Ultimately, we decided to hire a nanny who would care for our daughter in our home. Logistically, this just worked better for us. I joined a website that provided all of the initial screening information we were looking including, experience, references and background checks. We interviewed a few candidates and feel we made the best decision for our daughter and the individual needs of our family. It was a scary process in the beginning, but it actually turned out just fine. Thank goodness for camera phones! Our nanny sends pictures throughout the day. It’s so reassuring to see my daughter’s smile.

Are you a working mom? How are you managing? I’m new at this, so I’d love to hear from others who are in the same boat.

Is your workplace family friendly?

Monday, June 22nd, 2009

familyWorking outside the home and raising a family: That’s a tall order!

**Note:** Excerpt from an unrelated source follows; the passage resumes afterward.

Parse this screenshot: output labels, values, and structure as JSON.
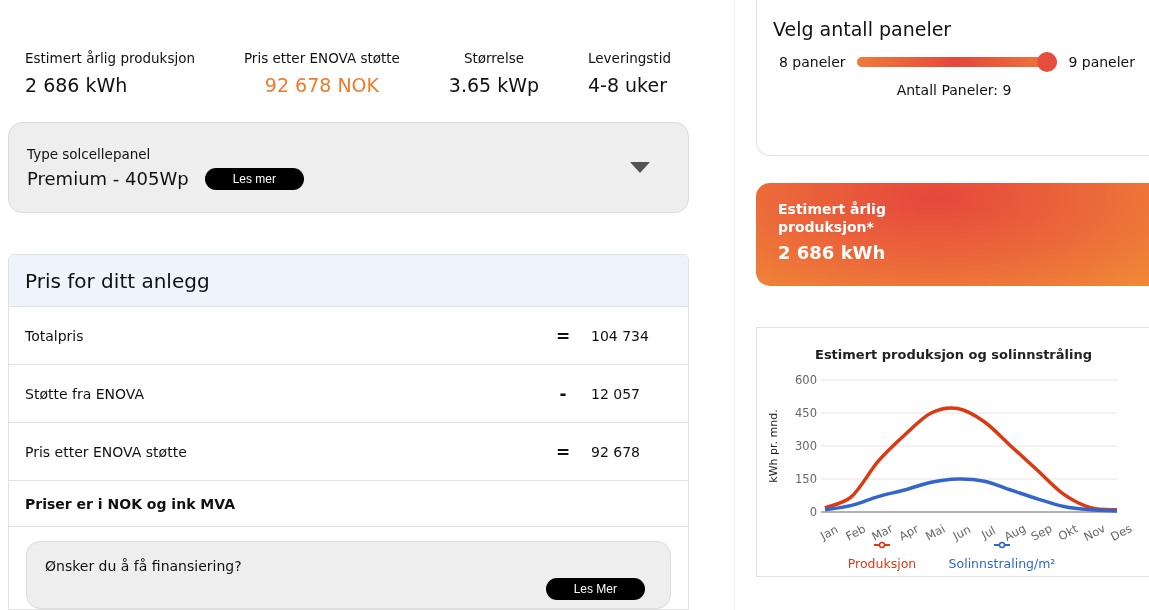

So much to do, so little time.

But companies can help parents by being “family friendly.” What does that mean? Here are some policies that companies have put in place: 

Flextime. Moms and dads adjust when they start and leave work to accommodate day care, doctor’s appointments, games, recitals, school plays, etc. When my sister went back to work after the birth of her youngest son, flextime was her top priority.

* Paid leave time for new moms and dads.

* Job-sharing and part-time work.

* Telecommuting. Mom and dads work some days from home and stay in touch with the company by computer.

* A special space for breastfeeding moms. This may be just a small, plain room. But it makes it possible for moms to express milk in privacy. No more struggling with the pump in a bathroom stall.

* Backup child care for when the usual plans fall apart. And I don’t have to tell you: they do fall apart now and then.

Every year Working Woman magazine recognizes companies that are “family friendly.” Take a look at the list of the top 100 and what they do to help their employees be good parents. How does your company compare?

Choosing a child care provider

Monday, February 2nd, 2009

My neighbor, Maddie, is adorable and I love her to pieces.  She is 28 and eight months pregnant.  She has a fulltime job and really enjoys her work as a graphic artist and she is great at what she does.  She is planning on going back to work when her baby is about three months old.  Her husband is going to take family leave for three months after Maddie’s three months of maternity leave.  It’s after that that concerns them both.

Maddie and her husband have been talking about finding good child care for the baby and, as they are finding out, it’s not an easy thing to do.  They have been considering in-home care with an au pair or a nanny, family child care in someone else’s home, and day care in a local center.  Are you in a similar situation? We have written some things to consider when choosing a child care provider.  Do you have other suggestions I can pass on to them?